Microsoft Acquires Canesta, 3D Tech Patents
Microsoft plans to acquire Canesta, a maker of 3D sensing technology. Manufacturers can embed Canesta's 3D-image sensor chips and camera modules into a variety of consumer products, ranging from laptops to vehicle dashboards, in order to create gesture-driven natural user interfaces.
"There is little question that within the next decade we will see natural user interfaces become common for input across all devices," Jim Spare, president and CEO of Canesta, wrote in an Oct. 29 statement. "With Microsoft's breadth of scope from enterprise to consumer products, market presence, and commitment to NUI, we are confident that our technology will see wide adoption across many applications that embody the full potential of the technology."
Financial terms were not disclosed. According to an Oct. 29 press release on Canesta's Website, the agreement is slated for completion before the end of 2010.
Canesta's technology gives sensors a "fine-grained, three-dimensional depth perception of the user and environment," according to the company. In addition to consumer products, its patents can also be leveraged in industrial and medical applications.
Microsoft has taken a heightened interest in 3D technology, betting that its new Kinect hands-free controller will give its Xbox 360 console a few more years' worth of marketplace life. Kinect uses a 3D camera to detect players' movements and mirror them to an on-screen avatar. The device can perform full-motion tracking of the human body at 30 frames per second.
However, Microsoft likely wants to leverage that 3D technology into other, non-gaming-related areas. Rumors swirling around Windows 8 suggest that Microsoft is considering features such as facial recognition, which could require a 3D camera module. Embedded devices in car dashboards, powered by Microsoft software, could also have a need for 3D technology.

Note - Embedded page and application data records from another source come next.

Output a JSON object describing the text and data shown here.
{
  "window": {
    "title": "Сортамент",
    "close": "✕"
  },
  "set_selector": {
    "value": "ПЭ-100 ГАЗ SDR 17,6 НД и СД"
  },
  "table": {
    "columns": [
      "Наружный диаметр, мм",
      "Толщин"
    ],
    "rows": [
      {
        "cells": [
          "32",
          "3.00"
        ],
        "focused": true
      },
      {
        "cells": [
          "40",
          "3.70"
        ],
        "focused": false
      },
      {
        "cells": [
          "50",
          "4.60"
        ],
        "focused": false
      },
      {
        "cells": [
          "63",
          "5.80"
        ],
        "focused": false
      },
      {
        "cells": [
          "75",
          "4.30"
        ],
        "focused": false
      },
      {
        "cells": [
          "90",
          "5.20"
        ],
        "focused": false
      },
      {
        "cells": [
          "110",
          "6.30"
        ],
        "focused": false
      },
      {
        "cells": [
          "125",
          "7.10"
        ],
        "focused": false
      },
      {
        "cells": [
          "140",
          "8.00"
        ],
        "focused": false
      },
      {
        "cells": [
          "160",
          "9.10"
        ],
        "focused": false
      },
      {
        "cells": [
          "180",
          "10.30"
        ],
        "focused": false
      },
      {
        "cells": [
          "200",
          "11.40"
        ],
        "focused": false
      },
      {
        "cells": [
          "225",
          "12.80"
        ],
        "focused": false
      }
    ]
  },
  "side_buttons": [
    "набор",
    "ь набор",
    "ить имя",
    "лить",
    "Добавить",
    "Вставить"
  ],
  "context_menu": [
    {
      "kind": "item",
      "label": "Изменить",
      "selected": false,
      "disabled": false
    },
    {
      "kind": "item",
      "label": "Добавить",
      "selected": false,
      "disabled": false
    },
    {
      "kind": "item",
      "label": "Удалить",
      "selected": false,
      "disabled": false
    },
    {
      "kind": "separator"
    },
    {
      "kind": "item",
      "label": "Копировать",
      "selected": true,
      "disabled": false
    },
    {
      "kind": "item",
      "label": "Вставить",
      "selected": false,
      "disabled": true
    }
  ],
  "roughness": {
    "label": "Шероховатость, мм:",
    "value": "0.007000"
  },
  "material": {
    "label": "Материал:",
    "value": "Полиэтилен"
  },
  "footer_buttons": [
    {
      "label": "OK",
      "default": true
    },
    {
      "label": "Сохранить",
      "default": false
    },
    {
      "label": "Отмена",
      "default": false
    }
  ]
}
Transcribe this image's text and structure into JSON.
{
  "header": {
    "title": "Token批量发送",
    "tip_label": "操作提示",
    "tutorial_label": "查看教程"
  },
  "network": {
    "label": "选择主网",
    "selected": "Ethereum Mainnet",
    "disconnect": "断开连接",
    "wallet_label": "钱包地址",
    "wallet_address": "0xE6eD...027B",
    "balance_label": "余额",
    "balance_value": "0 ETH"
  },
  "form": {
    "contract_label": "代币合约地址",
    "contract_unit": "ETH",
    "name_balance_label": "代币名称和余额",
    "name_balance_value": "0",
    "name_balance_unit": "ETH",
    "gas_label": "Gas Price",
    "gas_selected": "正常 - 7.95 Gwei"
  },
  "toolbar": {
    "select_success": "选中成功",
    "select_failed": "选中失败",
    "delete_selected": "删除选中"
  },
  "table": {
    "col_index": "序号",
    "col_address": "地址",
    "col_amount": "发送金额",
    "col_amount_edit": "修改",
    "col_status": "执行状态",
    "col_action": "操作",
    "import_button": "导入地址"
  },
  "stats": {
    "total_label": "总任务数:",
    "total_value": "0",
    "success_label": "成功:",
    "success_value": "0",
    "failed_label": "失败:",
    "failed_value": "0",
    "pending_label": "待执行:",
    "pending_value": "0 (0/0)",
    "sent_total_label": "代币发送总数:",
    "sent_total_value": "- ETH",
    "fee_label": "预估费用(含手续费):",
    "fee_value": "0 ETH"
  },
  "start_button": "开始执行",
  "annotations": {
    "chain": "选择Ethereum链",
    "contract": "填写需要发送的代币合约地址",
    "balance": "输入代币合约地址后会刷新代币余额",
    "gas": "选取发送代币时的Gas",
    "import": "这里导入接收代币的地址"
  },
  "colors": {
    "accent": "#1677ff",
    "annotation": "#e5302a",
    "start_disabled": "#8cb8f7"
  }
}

Microsoft isn't the only company attempting to leverage 3D technology, whether it be gesture-sensitive sensors or 3D displays for devices-from Nintendo and Sony to Sharp and Lenovo, others are intensively working on everything from multimedia 3D laptops to hands-free user interfaces. Much of that technology seems aimed at the consumer space, particularly games, but the benefits of gesture technology could drive development in the industrial, business and medical spaces.
For its part, Microsoft is reportedly betting hundreds of millions of dollars on Kinect's development and marketing. If the unit proves a massive hit, that could help push 3D development in other areas-and give Microsoft a use for Canesta's patents.